What the task asks - Report the count of lines with "object" in the data below, and no other words.

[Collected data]
-*-

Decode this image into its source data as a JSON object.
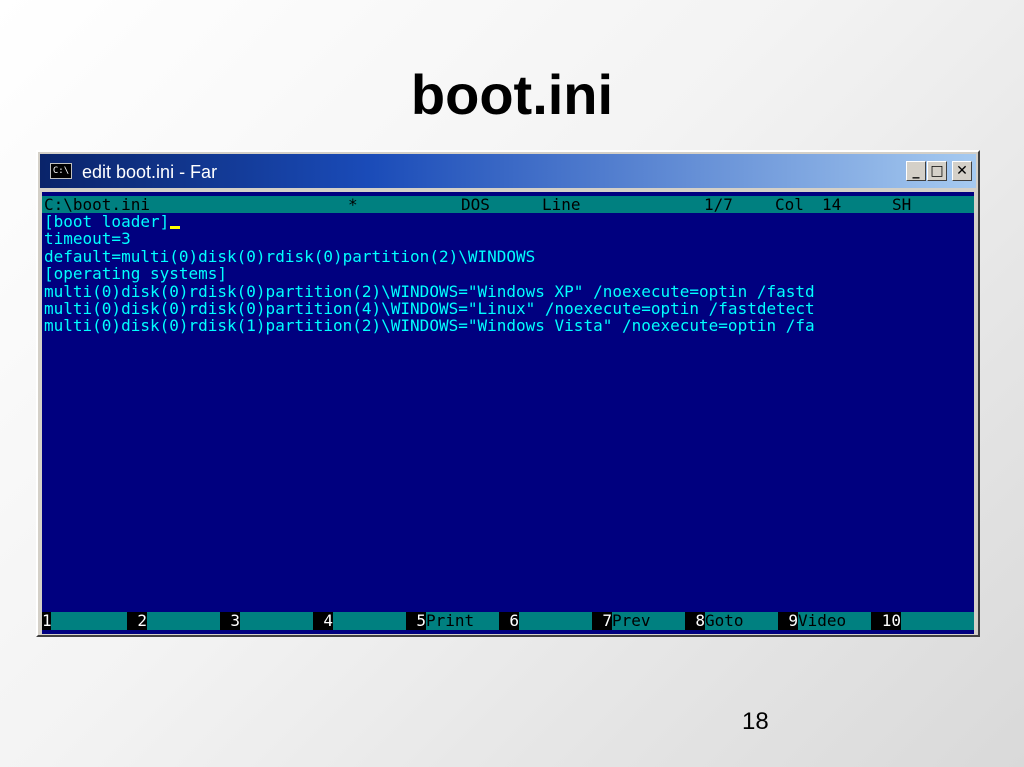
{
  "slide": {
    "title": "boot.ini",
    "page_number": "18"
  },
  "window": {
    "title": "edit boot.ini - Far",
    "sys_icon": "C:\\",
    "icons": [
      "console-icon",
      "minimize-icon",
      "maximize-icon",
      "close-icon"
    ]
  },
  "status": {
    "path": "C:\\boot.ini",
    "modified": "*",
    "encoding": "DOS",
    "line_label": "Line",
    "line_value": "1/7",
    "col_label": "Col",
    "col_value": "14",
    "extra": "SH"
  },
  "lines": [
    "[boot loader]",
    "timeout=3",
    "default=multi(0)disk(0)rdisk(0)partition(2)\\WINDOWS",
    "[operating systems]",
    "multi(0)disk(0)rdisk(0)partition(2)\\WINDOWS=\"Windows XP\" /noexecute=optin /fastd",
    "multi(0)disk(0)rdisk(0)partition(4)\\WINDOWS=\"Linux\" /noexecute=optin /fastdetect",
    "multi(0)disk(0)rdisk(1)partition(2)\\WINDOWS=\"Windows Vista\" /noexecute=optin /fa"
  ],
  "keybar": [
    {
      "num": "1",
      "label": ""
    },
    {
      "num": "2",
      "label": ""
    },
    {
      "num": "3",
      "label": ""
    },
    {
      "num": "4",
      "label": ""
    },
    {
      "num": "5",
      "label": "Print"
    },
    {
      "num": "6",
      "label": ""
    },
    {
      "num": "7",
      "label": "Prev"
    },
    {
      "num": "8",
      "label": "Goto"
    },
    {
      "num": "9",
      "label": "Video"
    },
    {
      "num": "10",
      "label": ""
    }
  ],
  "colors": {
    "console_bg": "#00007f",
    "text": "#00ffff",
    "status_bg": "#008080",
    "cursor": "#ffff00"
  }
}
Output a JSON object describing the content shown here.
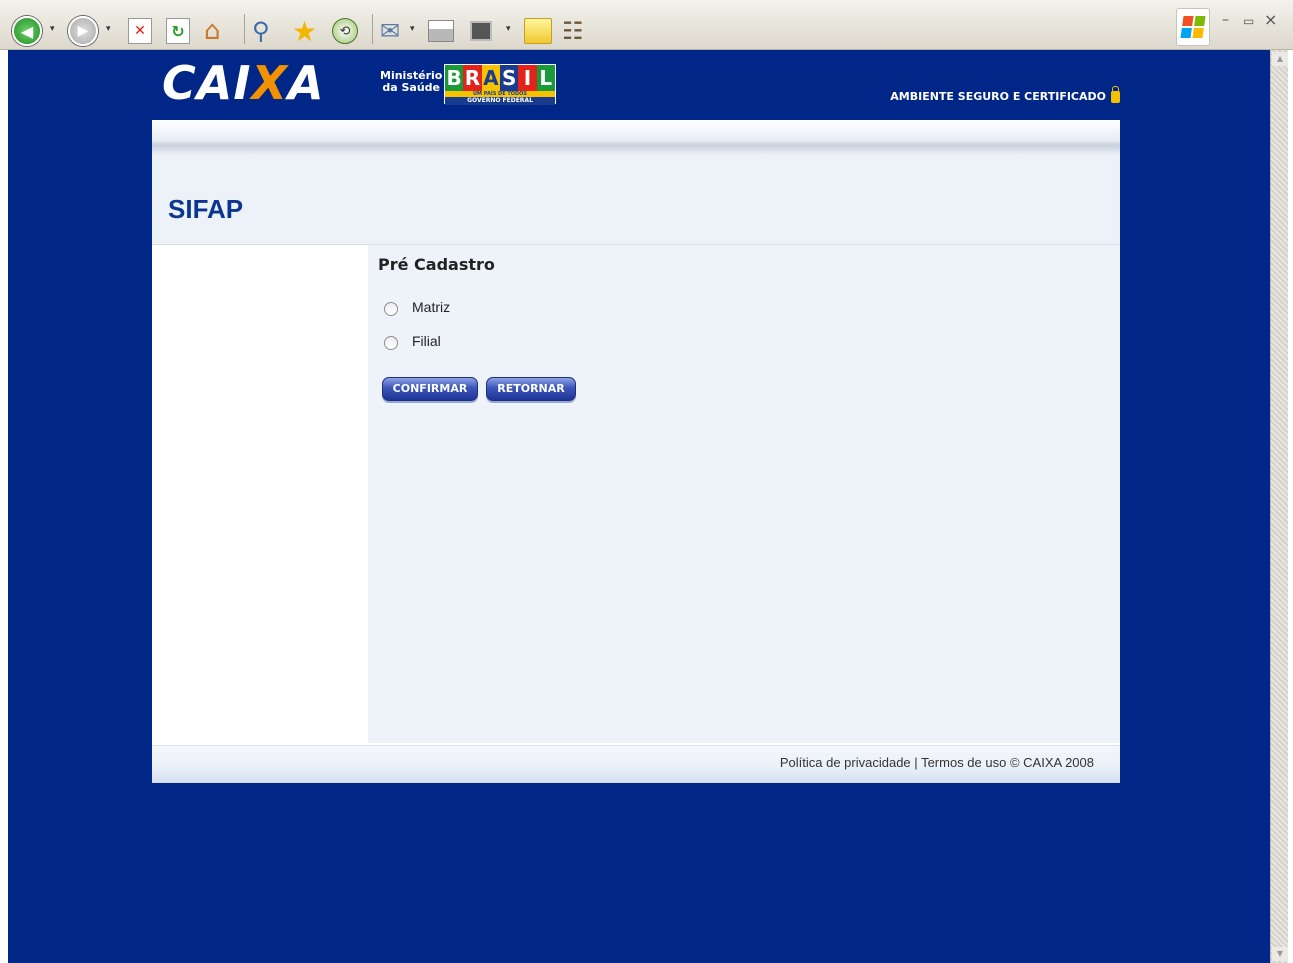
{
  "browser": {
    "toolbar_icons": [
      "back-icon",
      "forward-icon",
      "stop-icon",
      "refresh-icon",
      "home-icon",
      "search-icon",
      "favorites-icon",
      "history-icon",
      "mail-icon",
      "print-icon",
      "edit-icon",
      "notes-icon",
      "research-icon"
    ],
    "window_controls": {
      "minimize": "–",
      "restore": "▭",
      "close": "×"
    }
  },
  "header": {
    "logo": "CAIXA",
    "ministerio_line1": "Ministério",
    "ministerio_line2": "da Saúde",
    "brasil_logo": "BRASIL",
    "brasil_tagline": "UM PAÍS DE TODOS",
    "brasil_gov": "GOVERNO FEDERAL",
    "security_label": "AMBIENTE SEGURO E CERTIFICADO"
  },
  "page": {
    "title": "SIFAP",
    "section_title": "Pré Cadastro",
    "options": [
      {
        "label": "Matriz",
        "selected": false
      },
      {
        "label": "Filial",
        "selected": false
      }
    ],
    "confirm_label": "CONFIRMAR",
    "return_label": "RETORNAR"
  },
  "footer": {
    "privacy": "Política de privacidade",
    "separator": "|",
    "terms": "Termos de uso",
    "copyright": "© CAIXA 2008"
  },
  "colors": {
    "page_background": "#002788",
    "accent_orange": "#f39200",
    "title_blue": "#0b3690",
    "button_blue": "#2a44a8"
  }
}
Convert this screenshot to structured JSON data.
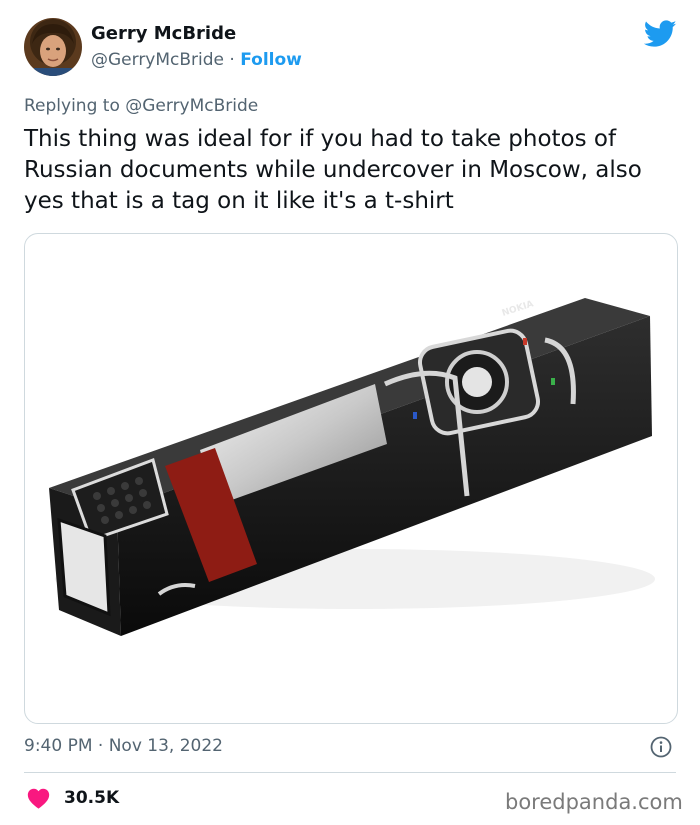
{
  "author": {
    "name": "Gerry McBride",
    "handle": "@GerryMcBride",
    "separator": " · ",
    "follow_label": "Follow"
  },
  "reply": {
    "prefix": "Replying to ",
    "handle": "@GerryMcBride"
  },
  "tweet": {
    "text": "This thing was ideal for if you had to take photos of Russian documents while undercover in Moscow, also yes that is a tag on it like it's a t-shirt"
  },
  "media": {
    "brand_text": "NOKIA"
  },
  "meta": {
    "timestamp": "9:40 PM · Nov 13, 2022"
  },
  "stats": {
    "likes": "30.5K"
  },
  "watermark": "boredpanda.com",
  "colors": {
    "accent": "#1d9bf0",
    "heart": "#f91880",
    "secondary_text": "#536471",
    "border": "#cfd9de"
  },
  "icons": {
    "logo": "twitter-bird-icon",
    "info": "info-icon",
    "like": "heart-icon"
  }
}
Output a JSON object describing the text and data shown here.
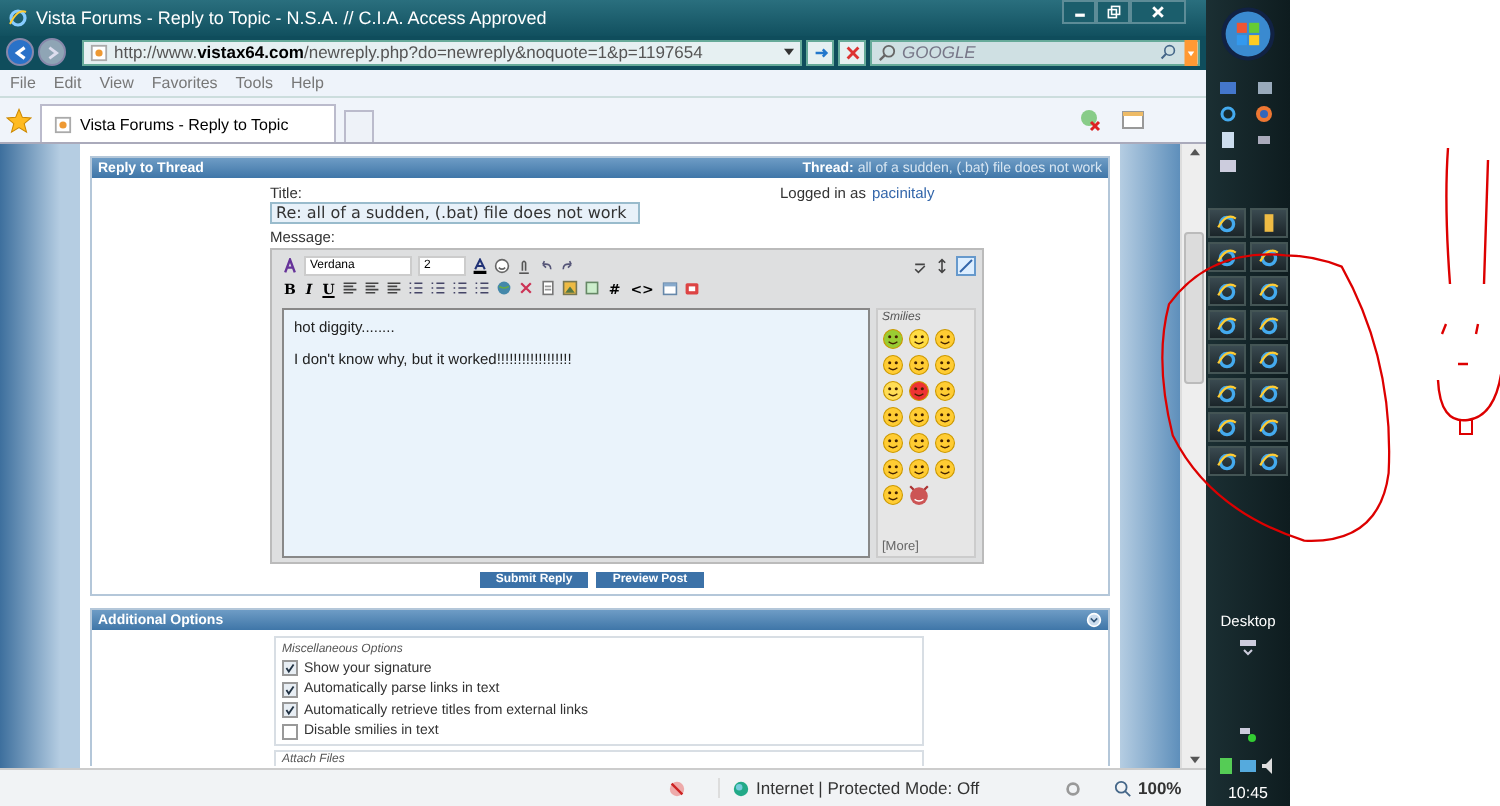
{
  "window": {
    "title": "Vista Forums - Reply to Topic - N.S.A. // C.I.A. Access Approved"
  },
  "address_bar": {
    "url": "http://www.**vistax64.com**/newreply.php?do=newreply&noquote=1&p=1197654"
  },
  "search": {
    "placeholder": "GOOGLE"
  },
  "menu": [
    "File",
    "Edit",
    "View",
    "Favorites",
    "Tools",
    "Help"
  ],
  "tabs": [
    {
      "label": "Vista Forums - Reply to Topic",
      "selected": true
    }
  ],
  "reply_panel": {
    "title": "Reply to Thread",
    "thread": "**Thread:** all of a sudden, (.bat) file does not work",
    "title_label": "Title:",
    "title_value": "Re: all of a sudden, (.bat) file does not work",
    "logged_in_label": "Logged in as",
    "username": "pacinitaly",
    "message_label": "Message:",
    "editor": {
      "font": "Verdana",
      "size": "2",
      "format_buttons": [
        "B",
        "I",
        "U"
      ],
      "code_buttons": [
        "#",
        "<>"
      ],
      "message_lines": [
        "hot diggity........",
        "I don't know why, but it worked!!!!!!!!!!!!!!!!!!"
      ],
      "smilies_title": "Smilies",
      "more_link": "[More]"
    },
    "buttons": [
      "Submit Reply",
      "Preview Post"
    ]
  },
  "options_panel": {
    "title": "Additional Options",
    "fieldset": "Miscellaneous Options",
    "options": [
      {
        "label": "Show your signature",
        "checked": true
      },
      {
        "label": "Automatically parse links in text",
        "checked": true
      },
      {
        "label": "Automatically retrieve titles from external links",
        "checked": true
      },
      {
        "label": "Disable smilies in text",
        "checked": false
      }
    ],
    "next_fieldset": "Attach Files"
  },
  "status_bar": {
    "zone": "Internet | Protected Mode: Off",
    "zoom": "100%"
  },
  "taskbar": {
    "desktop_label": "Desktop",
    "clock": "10:45"
  }
}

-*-

Written solution - 3